EXERCISE BRIEF: Set down each line of the listing below exactly as it is written.

RECORD SET:
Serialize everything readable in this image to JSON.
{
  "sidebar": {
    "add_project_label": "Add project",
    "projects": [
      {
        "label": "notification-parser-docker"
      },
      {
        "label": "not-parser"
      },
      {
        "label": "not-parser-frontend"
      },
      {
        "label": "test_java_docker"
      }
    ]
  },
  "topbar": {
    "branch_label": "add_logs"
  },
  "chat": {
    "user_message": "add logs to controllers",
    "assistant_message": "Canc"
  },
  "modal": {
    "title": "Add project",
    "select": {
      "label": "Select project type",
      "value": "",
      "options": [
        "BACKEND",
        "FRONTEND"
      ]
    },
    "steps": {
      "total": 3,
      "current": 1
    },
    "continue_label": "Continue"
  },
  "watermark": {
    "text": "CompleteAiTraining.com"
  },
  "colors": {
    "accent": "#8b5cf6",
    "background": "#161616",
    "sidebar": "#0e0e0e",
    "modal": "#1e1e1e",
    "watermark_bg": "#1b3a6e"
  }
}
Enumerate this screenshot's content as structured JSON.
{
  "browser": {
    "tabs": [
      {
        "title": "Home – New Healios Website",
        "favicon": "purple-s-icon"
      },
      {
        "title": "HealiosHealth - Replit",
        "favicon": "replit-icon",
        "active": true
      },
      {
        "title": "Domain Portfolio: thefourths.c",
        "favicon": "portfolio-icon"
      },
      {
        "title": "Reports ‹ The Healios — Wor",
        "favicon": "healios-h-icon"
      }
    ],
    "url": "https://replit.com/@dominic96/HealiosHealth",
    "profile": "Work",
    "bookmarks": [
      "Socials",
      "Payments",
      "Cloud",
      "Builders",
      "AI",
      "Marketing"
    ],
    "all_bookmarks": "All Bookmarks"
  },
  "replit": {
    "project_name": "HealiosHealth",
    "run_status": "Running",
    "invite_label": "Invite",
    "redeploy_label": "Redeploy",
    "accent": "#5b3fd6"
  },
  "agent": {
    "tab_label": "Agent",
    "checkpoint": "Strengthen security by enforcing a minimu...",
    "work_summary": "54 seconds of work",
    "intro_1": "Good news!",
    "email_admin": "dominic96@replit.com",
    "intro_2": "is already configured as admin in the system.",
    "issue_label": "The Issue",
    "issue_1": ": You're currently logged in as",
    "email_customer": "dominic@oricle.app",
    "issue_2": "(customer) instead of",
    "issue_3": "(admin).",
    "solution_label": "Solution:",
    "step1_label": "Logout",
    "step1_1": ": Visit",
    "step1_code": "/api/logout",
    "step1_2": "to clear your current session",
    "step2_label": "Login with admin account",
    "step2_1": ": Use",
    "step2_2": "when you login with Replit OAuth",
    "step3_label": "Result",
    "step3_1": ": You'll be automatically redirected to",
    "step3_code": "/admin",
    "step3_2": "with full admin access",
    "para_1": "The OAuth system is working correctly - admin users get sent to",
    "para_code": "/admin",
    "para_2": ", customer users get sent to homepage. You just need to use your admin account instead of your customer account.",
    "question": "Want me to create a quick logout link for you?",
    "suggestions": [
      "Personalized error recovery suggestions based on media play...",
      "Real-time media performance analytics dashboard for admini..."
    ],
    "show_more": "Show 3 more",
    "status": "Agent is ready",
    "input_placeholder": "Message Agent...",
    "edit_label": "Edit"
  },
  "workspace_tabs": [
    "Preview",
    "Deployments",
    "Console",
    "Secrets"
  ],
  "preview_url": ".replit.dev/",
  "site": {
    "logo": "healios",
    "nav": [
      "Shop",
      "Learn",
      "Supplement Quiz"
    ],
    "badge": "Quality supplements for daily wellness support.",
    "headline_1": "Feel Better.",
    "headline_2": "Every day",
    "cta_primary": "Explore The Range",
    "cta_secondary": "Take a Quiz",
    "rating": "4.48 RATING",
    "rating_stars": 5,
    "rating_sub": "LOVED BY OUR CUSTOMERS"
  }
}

ANSWER BELOW:
Serialize everything readable in this image to JSON.
{
  "sidebar": {
    "add_project_label": "Add project",
    "projects": [
      {
        "label": "notification-parser-docker"
      },
      {
        "label": "not-parser"
      },
      {
        "label": "not-parser-frontend"
      },
      {
        "label": "test_java_docker"
      }
    ]
  },
  "topbar": {
    "branch_label": "add_logs"
  },
  "chat": {
    "user_message": "add logs to controllers",
    "assistant_message": "Canc"
  },
  "modal": {
    "title": "Add project",
    "select": {
      "label": "Select project type",
      "value": "",
      "options": [
        "BACKEND",
        "FRONTEND"
      ]
    },
    "steps": {
      "total": 3,
      "current": 1
    },
    "continue_label": "Continue"
  },
  "watermark": {
    "text": "CompleteAiTraining.com"
  },
  "colors": {
    "accent": "#8b5cf6",
    "background": "#161616",
    "sidebar": "#0e0e0e",
    "modal": "#1e1e1e",
    "watermark_bg": "#1b3a6e"
  }
}
Enumerate this screenshot's content as structured JSON.
{
  "browser": {
    "tabs": [
      {
        "title": "Home – New Healios Website",
        "favicon": "purple-s-icon"
      },
      {
        "title": "HealiosHealth - Replit",
        "favicon": "replit-icon",
        "active": true
      },
      {
        "title": "Domain Portfolio: thefourths.c",
        "favicon": "portfolio-icon"
      },
      {
        "title": "Reports ‹ The Healios — Wor",
        "favicon": "healios-h-icon"
      }
    ],
    "url": "https://replit.com/@dominic96/HealiosHealth",
    "profile": "Work",
    "bookmarks": [
      "Socials",
      "Payments",
      "Cloud",
      "Builders",
      "AI",
      "Marketing"
    ],
    "all_bookmarks": "All Bookmarks"
  },
  "replit": {
    "project_name": "HealiosHealth",
    "run_status": "Running",
    "invite_label": "Invite",
    "redeploy_label": "Redeploy",
    "accent": "#5b3fd6"
  },
  "agent": {
    "tab_label": "Agent",
    "checkpoint": "Strengthen security by enforcing a minimu...",
    "work_summary": "54 seconds of work",
    "intro_1": "Good news!",
    "email_admin": "dominic96@replit.com",
    "intro_2": "is already configured as admin in the system.",
    "issue_label": "The Issue",
    "issue_1": ": You're currently logged in as",
    "email_customer": "dominic@oricle.app",
    "issue_2": "(customer) instead of",
    "issue_3": "(admin).",
    "solution_label": "Solution:",
    "step1_label": "Logout",
    "step1_1": ": Visit",
    "step1_code": "/api/logout",
    "step1_2": "to clear your current session",
    "step2_label": "Login with admin account",
    "step2_1": ": Use",
    "step2_2": "when you login with Replit OAuth",
    "step3_label": "Result",
    "step3_1": ": You'll be automatically redirected to",
    "step3_code": "/admin",
    "step3_2": "with full admin access",
    "para_1": "The OAuth system is working correctly - admin users get sent to",
    "para_code": "/admin",
    "para_2": ", customer users get sent to homepage. You just need to use your admin account instead of your customer account.",
    "question": "Want me to create a quick logout link for you?",
    "suggestions": [
      "Personalized error recovery suggestions based on media play...",
      "Real-time media performance analytics dashboard for admini..."
    ],
    "show_more": "Show 3 more",
    "status": "Agent is ready",
    "input_placeholder": "Message Agent...",
    "edit_label": "Edit"
  },
  "workspace_tabs": [
    "Preview",
    "Deployments",
    "Console",
    "Secrets"
  ],
  "preview_url": ".replit.dev/",
  "site": {
    "logo": "healios",
    "nav": [
      "Shop",
      "Learn",
      "Supplement Quiz"
    ],
    "badge": "Quality supplements for daily wellness support.",
    "headline_1": "Feel Better.",
    "headline_2": "Every day",
    "cta_primary": "Explore The Range",
    "cta_secondary": "Take a Quiz",
    "rating": "4.48 RATING",
    "rating_stars": 5,
    "rating_sub": "LOVED BY OUR CUSTOMERS"
  }
}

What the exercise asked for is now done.